    return;
  }

  pitchAngle = gyroRaw.y / gyroScaleFactor * dt * .001;
  rollAngle = gyroRaw.z / gyroScaleFactor * dt * .001;

  pitchAngle += rollAngle * sin(gyroRaw.x / gyroScaleFactor * dt * .001 * DEGREE_TO_RAD);
//  rollAngle -= pitchAngle *sin(gyroRaw.x / gyroScaleFactor * dt * .001 * DEGREE_TO_RAD);
  
  
  // Complementary filter
  // Too much vibration in the  system makes the acc reading unreliable.
  // gyro is less sensetive to vibrations.
  // gyro drift a little over time.
  // acc term is added to compensate for the drift
  inputAngle = a * (inputAngle + pitchAngle) + (1 - a) * accXAngle;
}

Does anybody have an idea what exactly the problem is?
Thank you.

I know for a fact my IMU is tilted by a couple of degrees. I am not sure how to make it 100% perpendicular to the surface.

Add a regulator (PID...).

I already use two PIDs. An outer that controls the speed and an inner that controls the angle.

How do you "control" the angle without feedback from speed change (acceleration)? Doesn't such an interwoven system call for a Kalman filter?

These are the PIDs that I use.


Vdesired is set to 0.

I suspect the problem is in the PID control parameters, not in the reading of the sensor. I think you need to tune the PID.

I have built a self balancing robot and I am running into the same. problem. The robot can stand without any problem but it can't stop. It moves either forward or backward. Tuning the PID for the angle was not difficult. I only needed a value of kp more than 10. Kd was not. doing much. Kd of 2 was able to reduce bouncing. The speed PID did not seem to add any value.

I have placed the IMU vertically and horizontally but there was no difference. The robot keeps moving. I feel that the center of gravity is not on top of the access of rotation.

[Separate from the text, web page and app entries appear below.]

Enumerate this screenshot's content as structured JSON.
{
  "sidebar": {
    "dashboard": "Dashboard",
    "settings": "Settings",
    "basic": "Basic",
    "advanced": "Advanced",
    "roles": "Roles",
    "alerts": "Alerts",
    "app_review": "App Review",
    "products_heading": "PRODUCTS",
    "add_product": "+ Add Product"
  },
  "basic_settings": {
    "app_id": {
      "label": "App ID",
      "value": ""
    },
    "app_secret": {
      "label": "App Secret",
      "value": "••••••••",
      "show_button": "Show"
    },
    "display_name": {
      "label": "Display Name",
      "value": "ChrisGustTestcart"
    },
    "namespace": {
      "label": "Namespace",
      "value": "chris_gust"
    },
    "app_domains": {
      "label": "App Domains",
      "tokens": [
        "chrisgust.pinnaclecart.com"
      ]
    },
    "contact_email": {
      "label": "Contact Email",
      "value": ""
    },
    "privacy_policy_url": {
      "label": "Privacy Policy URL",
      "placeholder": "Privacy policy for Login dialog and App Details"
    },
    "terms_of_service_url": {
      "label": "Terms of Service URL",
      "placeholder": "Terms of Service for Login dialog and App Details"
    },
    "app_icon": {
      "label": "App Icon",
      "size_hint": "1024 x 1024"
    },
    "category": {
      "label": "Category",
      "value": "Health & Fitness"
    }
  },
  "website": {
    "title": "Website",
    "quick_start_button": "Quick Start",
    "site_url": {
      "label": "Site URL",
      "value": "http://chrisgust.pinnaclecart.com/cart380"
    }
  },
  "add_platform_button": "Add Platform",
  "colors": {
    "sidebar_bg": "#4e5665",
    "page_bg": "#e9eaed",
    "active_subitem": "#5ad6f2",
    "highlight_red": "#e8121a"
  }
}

Could that be the problem?

Could someone out there share his / her knowledge.
Thanks

Looks like the MPU-6050 the data rate can be programmed from 4Hz to 8000Hz and the filter response can be from 5Hz to 256Hz. These rates should be considerably faster than the speed PID and angle PID computation rates or oscillation (hunting) will occur.

You are thinking in static terms about a dynamic problem.

In order to get vertical it must move and while you may get very close to desired, the thing will tilt and your system will compensate by moving.

Have you tried using a gyroscope?

PJRC dot com sells Arduino-compatible ARM-duinos with high clock rates (Teensy 4.1 is 600MHz) and Floating Point Units in the 32-bit cores. Floating point calculations without FPU except for powers of 10 operations magnitudes slower than using integers.